Examining American and Chinese Students' Strategies When Giving Face-to-Face Critical Feedback in Academic Settings

    Chau Nguyen

While the literature on popular Face Threatening Acts (FTAs) such as complaining, requesting, promising, apologizing, and giving and receiving compliments is thriving, the speech act of giving critical feedback in an intercultural setting is quite understudied (but see Itakura & Tsui, 2011; Nguyen, 2008, 2012). In addressing this issue, this paper aims at examining how American and Asian students utilize mitigating strategies when giving face-to-face critical feedback. The study was also designed to record these students' strategy modification in order to adapt to an intensified level of face-threat. Ten participants (five American and five Chinese students) were recruited to join a three-part interview. For the first component of the study, the subjects watched a video of a badly presented presentation and played the role of the presenter's classmates to comment on the presenter's presenting skill (Task A). The face-threatening level was then enhanced as the interviewees were required to imagine facing and giving feedback directly to the presenters (Task B). The second step features the participants reading four written arguments and making critical evaluations (Task C). The change in face-threatening level was marked when the participants' comments were unexpectedly challenged by the interviewer who pretended to hold an opposite viewpoint (Task D). Finally, a semi-structured interview was carried out to find out the participants' perspectives on giving critical feedback. Collected data reveal fairly equivalent use of mitigating devices by American and Chinese students in Task A and C, while some divergences in strategies were observed in Task B and D.

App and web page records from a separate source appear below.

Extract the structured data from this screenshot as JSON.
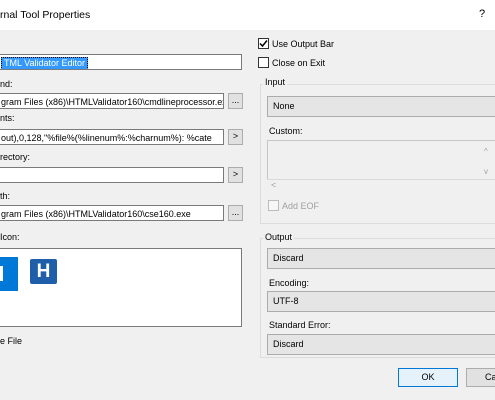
{
  "window": {
    "title": "rnal Tool Properties",
    "help": "?"
  },
  "fields": {
    "title_value": "TML Validator Editor",
    "command_label": "nd:",
    "command_value": "gram Files (x86)\\HTMLValidator160\\cmdlineprocessor.ex",
    "command_browse": "...",
    "arguments_label": "nts:",
    "arguments_value": "out),0,128,\"%file%(%linenum%:%charnum%): %cate",
    "arguments_arrow": ">",
    "directory_label": "rectory:",
    "directory_value": "",
    "directory_arrow": ">",
    "path_label": "th:",
    "path_value": "gram Files (x86)\\HTMLValidator160\\cse160.exe",
    "path_browse": "...",
    "icon_label": "Icon:",
    "icon_letter": "H",
    "save_file_label": "e File"
  },
  "options": {
    "use_output_bar": "Use Output Bar",
    "use_output_bar_checked": true,
    "close_on_exit": "Close on Exit",
    "close_on_exit_checked": false
  },
  "input_group": {
    "label": "Input",
    "value": "None",
    "custom_label": "Custom:",
    "add_eof": "Add EOF"
  },
  "output_group": {
    "label": "Output",
    "value": "Discard",
    "encoding_label": "Encoding:",
    "encoding_value": "UTF-8",
    "stderr_label": "Standard Error:",
    "stderr_value": "Discard"
  },
  "buttons": {
    "ok": "OK",
    "cancel": "Ca"
  },
  "colors": {
    "accent": "#0078d7",
    "selection": "#3399ff",
    "icon_blue": "#1f5faa"
  }
}
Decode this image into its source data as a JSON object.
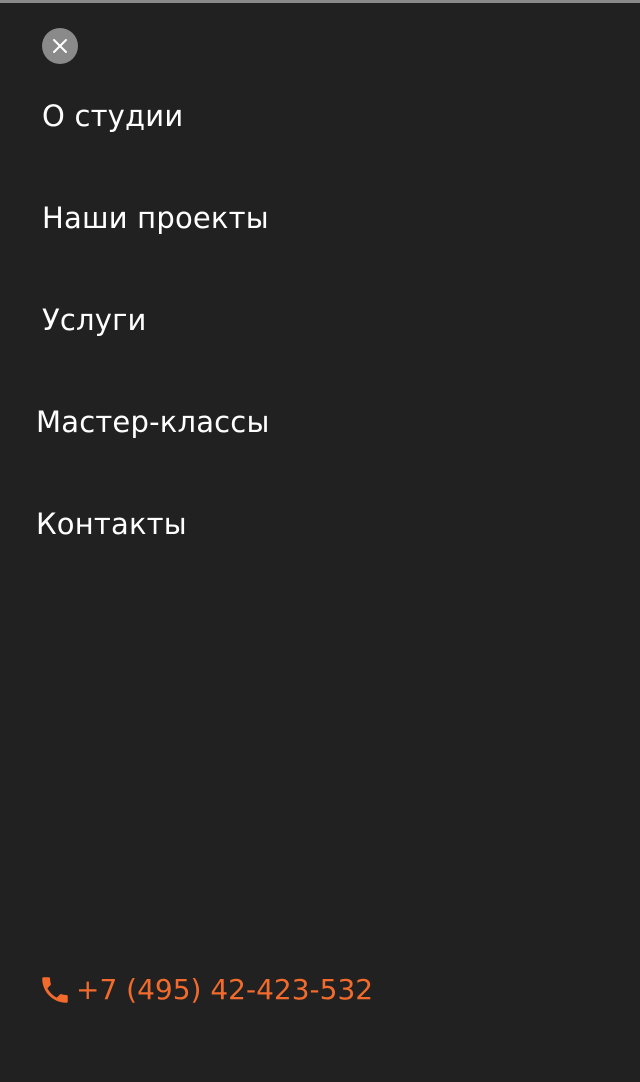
{
  "menu": {
    "close_icon": "close-icon",
    "items": [
      {
        "label": "О студии"
      },
      {
        "label": "Наши проекты"
      },
      {
        "label": "Услуги"
      },
      {
        "label": "Мастер-классы"
      },
      {
        "label": "Контакты"
      }
    ]
  },
  "contact": {
    "phone": "+7 (495) 42-423-532",
    "phone_icon": "phone-icon"
  },
  "colors": {
    "background": "#212121",
    "accent": "#f26b2c",
    "close_button_bg": "#8a8a8a",
    "text": "#ffffff"
  }
}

Keywords: critical feedback, mitigating strategies, strategy modification, American, Chinese